### WORK INSTRUCTION
Copy every line of the records that includes the word "Telekom".

[Component data from apps and pages]
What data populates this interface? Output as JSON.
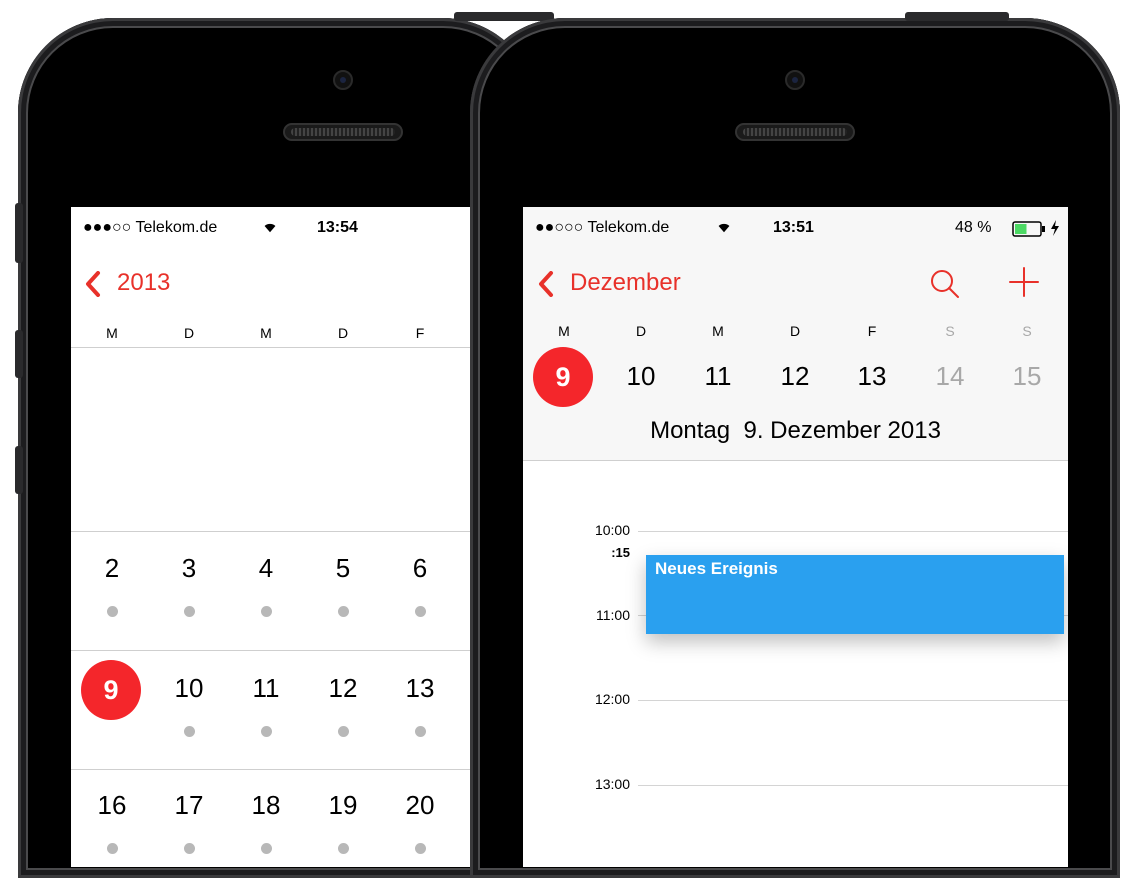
{
  "left_phone": {
    "status": {
      "carrier": "●●●○○ Telekom.de",
      "time": "13:54"
    },
    "nav": {
      "back_label": "2013"
    },
    "weekdays": [
      "M",
      "D",
      "M",
      "D",
      "F"
    ],
    "weeks": [
      {
        "days": [
          "2",
          "3",
          "4",
          "5",
          "6"
        ]
      },
      {
        "days": [
          "9",
          "10",
          "11",
          "12",
          "13"
        ],
        "today": "9"
      },
      {
        "days": [
          "16",
          "17",
          "18",
          "19",
          "20"
        ]
      }
    ]
  },
  "right_phone": {
    "status": {
      "carrier": "●●○○○ Telekom.de",
      "time": "13:51",
      "battery": "48 %",
      "battery_level": 0.48
    },
    "nav": {
      "back_label": "Dezember"
    },
    "weekdays": [
      "M",
      "D",
      "M",
      "D",
      "F",
      "S",
      "S"
    ],
    "week_days": [
      "9",
      "10",
      "11",
      "12",
      "13",
      "14",
      "15"
    ],
    "selected_day": "9",
    "date_title": "Montag  9. Dezember 2013",
    "times": [
      "10:00",
      ":15",
      "11:00",
      "12:00",
      "13:00"
    ],
    "event": {
      "title": "Neues Ereignis",
      "color": "#2aa0ef"
    }
  },
  "colors": {
    "accent": "#e8312a",
    "today": "#f4262b",
    "weekend": "#a8a8a8"
  },
  "icons": [
    "wifi-icon",
    "chevron-left-icon",
    "search-icon",
    "plus-icon",
    "battery-icon",
    "charging-bolt-icon"
  ]
}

### THE COMPLETED TASK
      "carrier": "●●●○○ Telekom.de",
      "carrier": "●●○○○ Telekom.de",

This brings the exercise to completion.